Portage Schools, Chamber, Talk Investing in Students’ Futures at State of the Schools
The Portage Township School Corporation and the Portage Chamber of Commerce have a symbiotic relationship responsible for the growth of our entire community. The road from student to workforce is influenced by our local businesses, our educational system, and now technology. Superintendent Richard Weigel’s State of the School Address showed our place in the future amidst a technological revolution.
“This is about all of us,” said Weigel. “We need to have great schools to have a great community. Our community cannot get better by saying, Oh, let the schools handle it. We must invest in our kids.”
Weigel demands change for the educational system. He used examples to show his audience that while their businesses have all advanced their technology, the schools were virtually the same as they were in the seventies.
Other countries are far ahead of us. According to Weigel, India has more honor students than the United States does students. So does China. The U.S. is the only country that speaks, as a whole, one language. Low testing scores in other major cities around the globe are still higher than our best students’ scores.
“Most people don’t even know who the Secretary of Education is in the United States,” said Weigel. “Because we have devalued it. We don’t talk about it. But every other country in the world is talking about education.”
This year will be different, he said.
One of Weigel’s goals is to make Portage Township Schools Nationally recognized. He wants dialogue in his classrooms; Wiegel wants to have students talking to each other in classrooms and collaborating.
Technology will play a major role. In the Middle schools, the number of computers equals the number of students. Elementary and High schools are not far behind. High School students will be bringing Ipads home to study with, like they did last year.
The change to the ISTEPS dropped Portage Township students’ scores across the board. Weigel looked at this as a good thing instead of a bad. With the new version of the test they are getting a more accurate look at what their students know and do not know, and can make informed changes.
“The business community likes to know what’s going on and make sure that [the schools] are keeping up with technologies and new programs,” said the Chamber’s Executive Director, Nancy Simpson. “We want to know students have the education to enter the workforce.”
“I think it’s important for us to know what is going on,” agreed Chamber President Mike Sarver, “How our kids are being educated, and how to be a part of it. Part of being a community is getting together to work on things.”
Weigel told Chamber members they can help by displaying posters that he would be distributing at the next meeting. Each one depicts a series of core values that our students should encompass. They should see business leaders, parents, and teachers setting an example.

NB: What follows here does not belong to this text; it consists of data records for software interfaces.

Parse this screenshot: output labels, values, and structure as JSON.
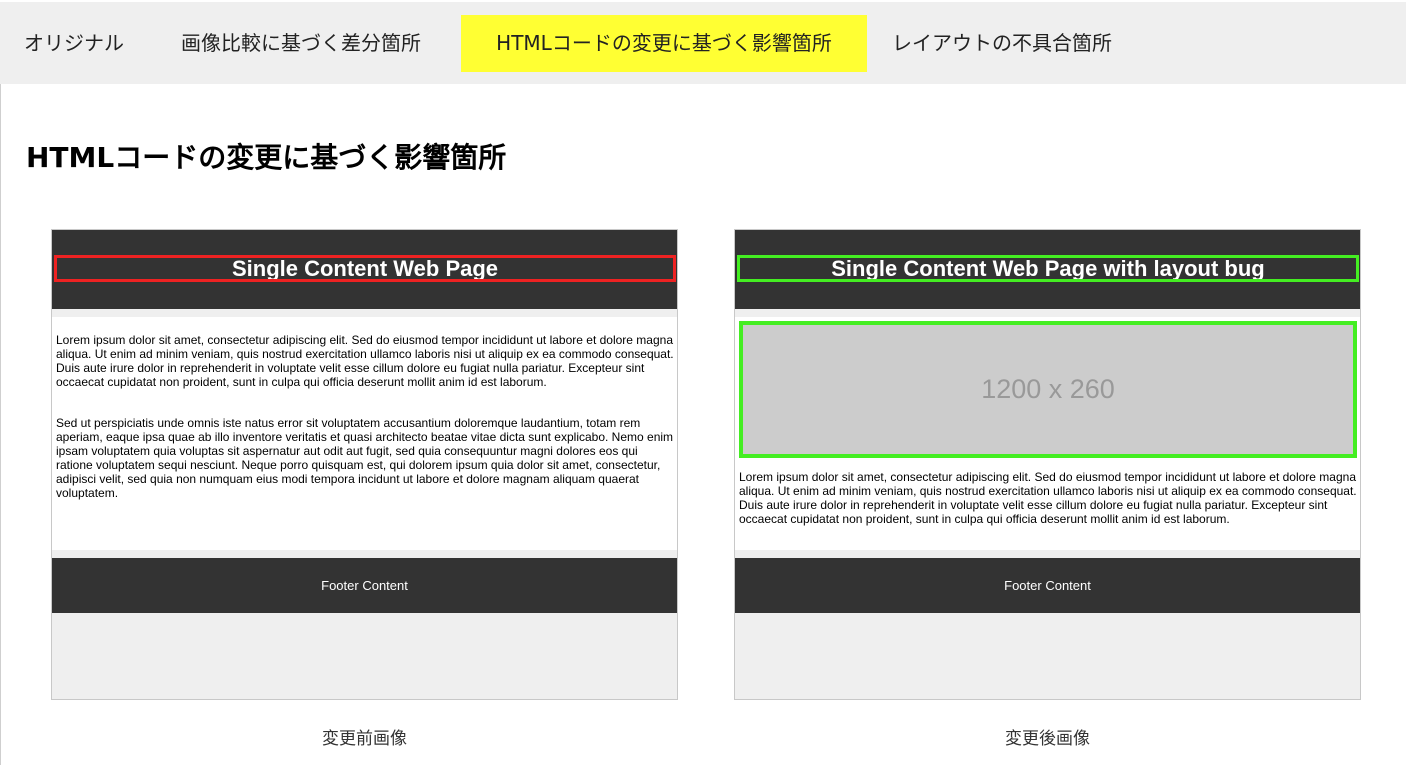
{
  "tabs": [
    {
      "label": "オリジナル"
    },
    {
      "label": "画像比較に基づく差分箇所"
    },
    {
      "label": "HTMLコードの変更に基づく影響箇所",
      "active": true
    },
    {
      "label": "レイアウトの不具合箇所"
    }
  ],
  "page_title": "HTMLコードの変更に基づく影響箇所",
  "before": {
    "header_title": "Single Content Web Page",
    "paragraphs": [
      "Lorem ipsum dolor sit amet, consectetur adipiscing elit. Sed do eiusmod tempor incididunt ut labore et dolore magna aliqua. Ut enim ad minim veniam, quis nostrud exercitation ullamco laboris nisi ut aliquip ex ea commodo consequat. Duis aute irure dolor in reprehenderit in voluptate velit esse cillum dolore eu fugiat nulla pariatur. Excepteur sint occaecat cupidatat non proident, sunt in culpa qui officia deserunt mollit anim id est laborum.",
      "Sed ut perspiciatis unde omnis iste natus error sit voluptatem accusantium doloremque laudantium, totam rem aperiam, eaque ipsa quae ab illo inventore veritatis et quasi architecto beatae vitae dicta sunt explicabo. Nemo enim ipsam voluptatem quia voluptas sit aspernatur aut odit aut fugit, sed quia consequuntur magni dolores eos qui ratione voluptatem sequi nesciunt. Neque porro quisquam est, qui dolorem ipsum quia dolor sit amet, consectetur, adipisci velit, sed quia non numquam eius modi tempora incidunt ut labore et dolore magnam aliquam quaerat voluptatem."
    ],
    "footer": "Footer Content",
    "caption": "変更前画像",
    "highlight_color": "#ee2222"
  },
  "after": {
    "header_title": "Single Content Web Page with layout bug",
    "placeholder_label": "1200 x 260",
    "paragraphs": [
      "Lorem ipsum dolor sit amet, consectetur adipiscing elit. Sed do eiusmod tempor incididunt ut labore et dolore magna aliqua. Ut enim ad minim veniam, quis nostrud exercitation ullamco laboris nisi ut aliquip ex ea commodo consequat. Duis aute irure dolor in reprehenderit in voluptate velit esse cillum dolore eu fugiat nulla pariatur. Excepteur sint occaecat cupidatat non proident, sunt in culpa qui officia deserunt mollit anim id est laborum."
    ],
    "footer": "Footer Content",
    "caption": "変更後画像",
    "highlight_color": "#44ee22"
  },
  "colors": {
    "active_tab": "#ffff33",
    "tab_bar": "#efefef",
    "dark_band": "#333333"
  }
}
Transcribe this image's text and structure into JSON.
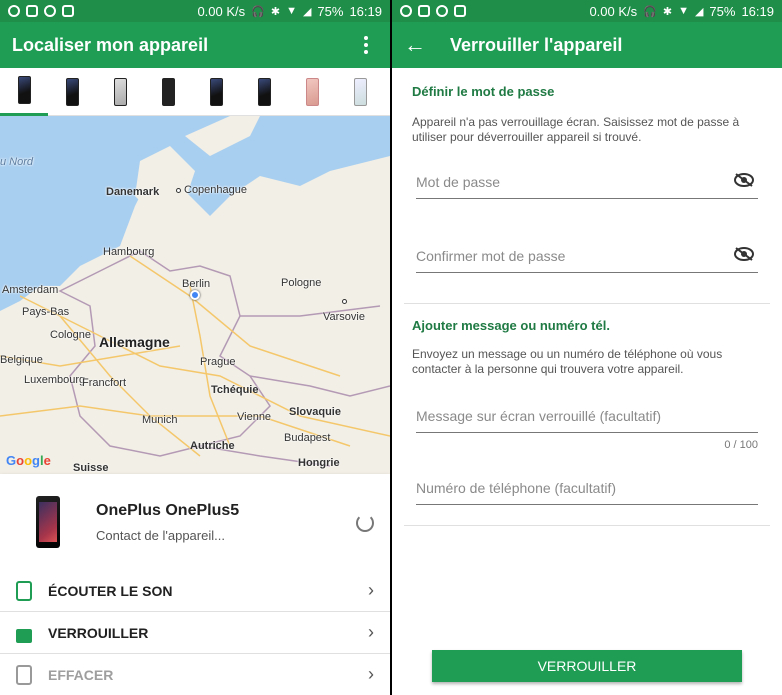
{
  "status_bar": {
    "speed": "0.00 K/s",
    "battery": "75%",
    "time": "16:19"
  },
  "left": {
    "title": "Localiser mon appareil",
    "map": {
      "labels": {
        "danemark": "Danemark",
        "copenhague": "Copenhague",
        "hambourg": "Hambourg",
        "berlin": "Berlin",
        "pologne": "Pologne",
        "amsterdam": "Amsterdam",
        "pays_bas": "Pays-Bas",
        "varsovie": "Varsovie",
        "cologne": "Cologne",
        "allemagne": "Allemagne",
        "belgique": "Belgique",
        "prague": "Prague",
        "luxembourg": "Luxembourg",
        "francfort": "Francfort",
        "tchequie": "Tchéquie",
        "munich": "Munich",
        "vienne": "Vienne",
        "slovaquie": "Slovaquie",
        "autriche": "Autriche",
        "budapest": "Budapest",
        "suisse": "Suisse",
        "hongrie": "Hongrie",
        "nord": "u Nord"
      },
      "attribution": "Google"
    },
    "device": {
      "name": "OnePlus OnePlus5",
      "status": "Contact de l'appareil..."
    },
    "actions": [
      {
        "label": "ÉCOUTER LE SON",
        "icon": "phone-ring-icon"
      },
      {
        "label": "VERROUILLER",
        "icon": "lock-icon"
      },
      {
        "label": "EFFACER",
        "icon": "erase-icon"
      }
    ]
  },
  "right": {
    "title": "Verrouiller l'appareil",
    "password_section": {
      "title": "Définir le mot de passe",
      "desc": "Appareil n'a pas verrouillage écran. Saisissez mot de passe à utiliser pour déverrouiller appareil si trouvé.",
      "password_placeholder": "Mot de passe",
      "confirm_placeholder": "Confirmer mot de passe"
    },
    "message_section": {
      "title": "Ajouter message ou numéro tél.",
      "desc": "Envoyez un message ou un numéro de téléphone où vous contacter à la personne qui trouvera votre appareil.",
      "message_placeholder": "Message sur écran verrouillé (facultatif)",
      "counter": "0 / 100",
      "phone_placeholder": "Numéro de téléphone (facultatif)"
    },
    "submit_label": "VERROUILLER"
  },
  "colors": {
    "primary": "#1f9d55",
    "status_bar": "#1e8e48",
    "section_title": "#1f7a43"
  }
}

“We are working toward the same thing, serving the community,” said Amber Alexander, the CEO for the Portage YMCA. “Any relationship with the Chamber benefits everyone because it’s all about creating a positive attitude in Portage. [The school system] is in the business of educating our students.”
Weigel’s plan for Portage Township Schools will be achieved by answering an important question that many businessmen ask themselves: How do I get my workers to care about the quality of their work?
Technology will allow him to try many tactics.
“Our kids can and will rise to our expectations,” Weigel said. “It is the expectations of the adults that is key.”